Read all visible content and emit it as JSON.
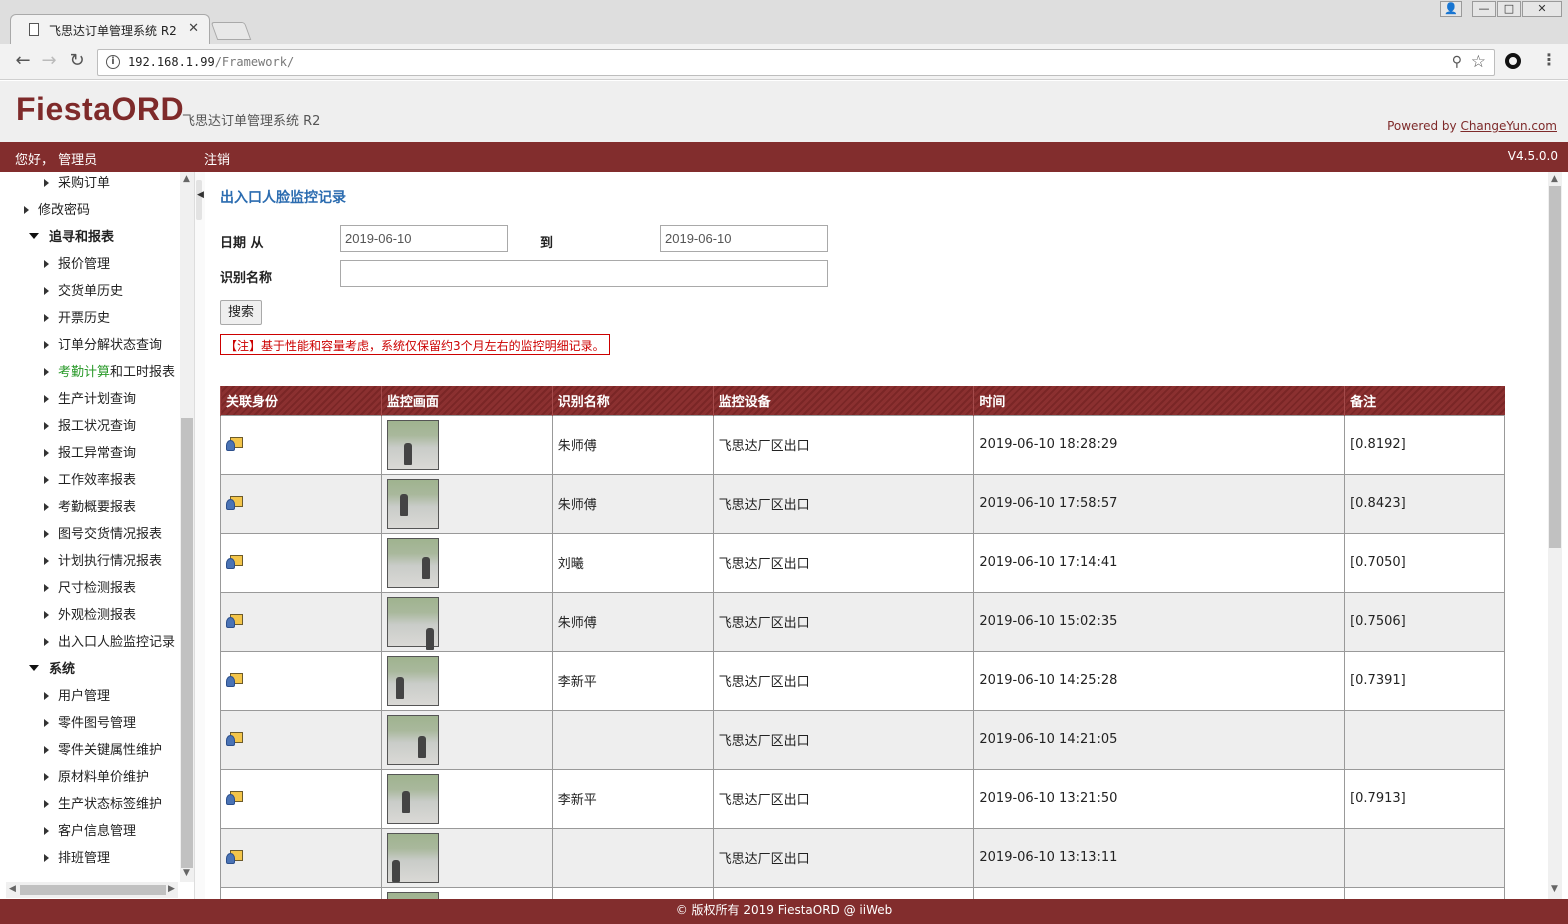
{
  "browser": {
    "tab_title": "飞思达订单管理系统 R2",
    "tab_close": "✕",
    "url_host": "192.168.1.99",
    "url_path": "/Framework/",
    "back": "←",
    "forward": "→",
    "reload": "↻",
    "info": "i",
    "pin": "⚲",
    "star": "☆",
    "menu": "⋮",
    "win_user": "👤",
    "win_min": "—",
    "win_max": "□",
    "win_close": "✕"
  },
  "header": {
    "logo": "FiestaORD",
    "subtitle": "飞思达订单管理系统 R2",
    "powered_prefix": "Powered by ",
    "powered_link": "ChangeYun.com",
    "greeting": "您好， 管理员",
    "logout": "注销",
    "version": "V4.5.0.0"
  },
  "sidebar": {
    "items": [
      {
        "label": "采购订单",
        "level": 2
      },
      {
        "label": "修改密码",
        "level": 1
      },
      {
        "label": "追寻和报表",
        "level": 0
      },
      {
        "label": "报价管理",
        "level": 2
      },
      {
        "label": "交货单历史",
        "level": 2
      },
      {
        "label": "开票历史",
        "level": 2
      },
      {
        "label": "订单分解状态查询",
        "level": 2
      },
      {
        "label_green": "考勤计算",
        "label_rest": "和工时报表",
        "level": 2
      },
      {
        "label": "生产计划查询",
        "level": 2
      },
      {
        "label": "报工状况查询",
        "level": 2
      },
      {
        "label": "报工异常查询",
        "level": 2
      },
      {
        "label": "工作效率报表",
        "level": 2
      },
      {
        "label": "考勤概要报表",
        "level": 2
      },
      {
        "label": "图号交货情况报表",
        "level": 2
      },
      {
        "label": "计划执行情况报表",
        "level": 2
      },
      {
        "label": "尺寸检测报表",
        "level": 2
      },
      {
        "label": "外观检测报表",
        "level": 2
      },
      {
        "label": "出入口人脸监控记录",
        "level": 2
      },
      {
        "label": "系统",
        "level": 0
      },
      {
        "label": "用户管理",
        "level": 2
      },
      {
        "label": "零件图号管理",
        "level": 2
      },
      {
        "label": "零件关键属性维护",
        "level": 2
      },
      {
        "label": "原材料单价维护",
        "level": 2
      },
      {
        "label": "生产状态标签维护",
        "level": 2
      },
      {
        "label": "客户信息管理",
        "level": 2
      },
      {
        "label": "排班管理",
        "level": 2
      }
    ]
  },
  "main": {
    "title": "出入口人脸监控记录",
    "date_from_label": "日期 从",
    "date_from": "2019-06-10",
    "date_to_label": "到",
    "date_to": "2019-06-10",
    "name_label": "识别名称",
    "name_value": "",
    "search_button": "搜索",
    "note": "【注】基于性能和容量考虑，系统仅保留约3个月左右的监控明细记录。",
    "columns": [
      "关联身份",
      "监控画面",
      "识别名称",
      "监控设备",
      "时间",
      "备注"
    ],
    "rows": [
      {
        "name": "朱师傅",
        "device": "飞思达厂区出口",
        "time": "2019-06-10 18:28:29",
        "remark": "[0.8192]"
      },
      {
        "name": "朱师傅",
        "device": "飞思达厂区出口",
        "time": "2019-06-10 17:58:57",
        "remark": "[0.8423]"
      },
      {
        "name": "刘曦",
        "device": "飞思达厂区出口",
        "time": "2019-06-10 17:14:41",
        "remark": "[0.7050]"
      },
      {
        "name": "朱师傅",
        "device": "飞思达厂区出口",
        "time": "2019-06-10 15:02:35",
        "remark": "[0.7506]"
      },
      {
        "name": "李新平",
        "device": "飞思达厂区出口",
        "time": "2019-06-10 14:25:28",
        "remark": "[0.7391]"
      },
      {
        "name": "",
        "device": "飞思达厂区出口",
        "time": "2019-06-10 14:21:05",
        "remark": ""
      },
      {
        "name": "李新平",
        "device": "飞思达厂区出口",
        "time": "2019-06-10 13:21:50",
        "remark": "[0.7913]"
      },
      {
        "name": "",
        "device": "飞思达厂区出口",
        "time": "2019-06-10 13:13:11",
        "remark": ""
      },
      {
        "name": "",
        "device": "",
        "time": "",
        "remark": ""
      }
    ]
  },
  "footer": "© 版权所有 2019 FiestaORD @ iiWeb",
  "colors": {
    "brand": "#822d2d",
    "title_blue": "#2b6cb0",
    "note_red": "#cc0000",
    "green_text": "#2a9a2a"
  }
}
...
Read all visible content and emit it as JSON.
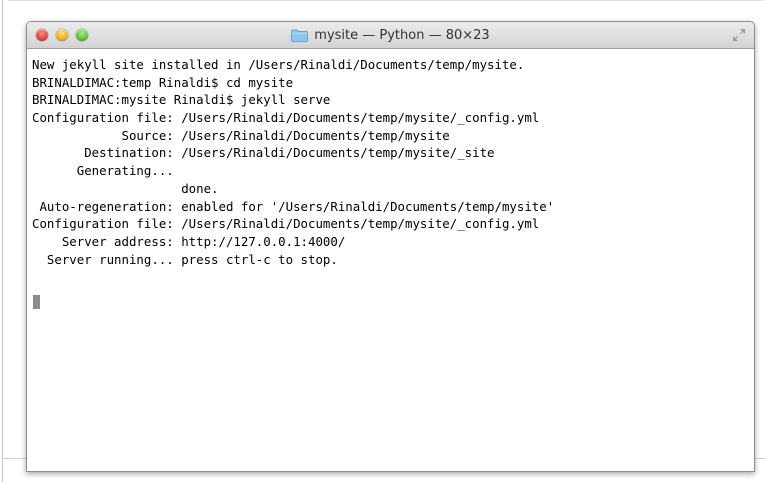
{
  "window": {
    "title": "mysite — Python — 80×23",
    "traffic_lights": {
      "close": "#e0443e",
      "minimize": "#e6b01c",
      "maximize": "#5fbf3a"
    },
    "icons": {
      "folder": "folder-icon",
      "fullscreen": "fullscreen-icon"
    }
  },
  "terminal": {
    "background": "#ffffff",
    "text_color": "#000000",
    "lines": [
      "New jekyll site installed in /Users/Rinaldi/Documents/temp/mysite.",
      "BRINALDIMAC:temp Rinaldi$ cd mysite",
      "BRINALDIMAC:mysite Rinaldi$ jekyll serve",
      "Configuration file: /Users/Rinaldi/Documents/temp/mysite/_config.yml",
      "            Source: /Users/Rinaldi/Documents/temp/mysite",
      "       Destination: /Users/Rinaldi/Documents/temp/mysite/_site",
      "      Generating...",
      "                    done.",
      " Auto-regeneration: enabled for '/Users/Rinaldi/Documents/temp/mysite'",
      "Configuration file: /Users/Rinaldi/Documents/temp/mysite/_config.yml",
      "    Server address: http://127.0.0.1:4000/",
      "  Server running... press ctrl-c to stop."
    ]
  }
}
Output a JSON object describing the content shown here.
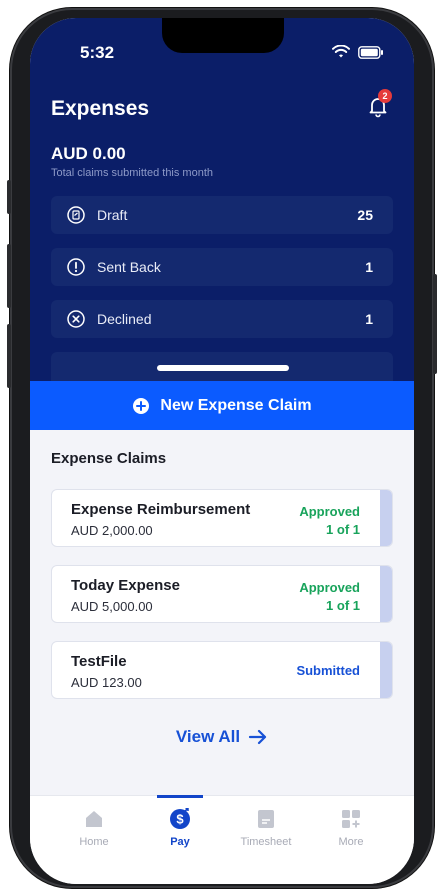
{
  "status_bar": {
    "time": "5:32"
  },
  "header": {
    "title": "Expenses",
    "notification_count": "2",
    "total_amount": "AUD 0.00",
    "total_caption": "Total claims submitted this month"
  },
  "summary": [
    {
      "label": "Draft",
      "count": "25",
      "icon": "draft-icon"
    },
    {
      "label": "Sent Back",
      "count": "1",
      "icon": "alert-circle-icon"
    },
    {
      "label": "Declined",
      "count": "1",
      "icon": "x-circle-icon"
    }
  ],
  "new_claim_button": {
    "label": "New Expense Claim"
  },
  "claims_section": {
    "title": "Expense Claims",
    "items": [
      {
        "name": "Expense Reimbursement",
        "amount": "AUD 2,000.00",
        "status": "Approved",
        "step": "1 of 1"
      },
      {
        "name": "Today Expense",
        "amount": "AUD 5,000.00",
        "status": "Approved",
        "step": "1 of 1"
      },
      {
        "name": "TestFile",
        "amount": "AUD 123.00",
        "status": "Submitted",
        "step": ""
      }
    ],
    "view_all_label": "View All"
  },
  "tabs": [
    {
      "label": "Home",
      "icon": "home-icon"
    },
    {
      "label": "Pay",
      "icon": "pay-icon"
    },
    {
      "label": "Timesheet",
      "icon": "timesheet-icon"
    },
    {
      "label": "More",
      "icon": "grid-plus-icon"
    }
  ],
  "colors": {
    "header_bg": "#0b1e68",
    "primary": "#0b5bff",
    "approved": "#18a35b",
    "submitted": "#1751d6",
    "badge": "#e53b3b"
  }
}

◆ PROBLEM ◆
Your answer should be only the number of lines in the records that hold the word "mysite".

◆ WORKED SOLUTION ◆
9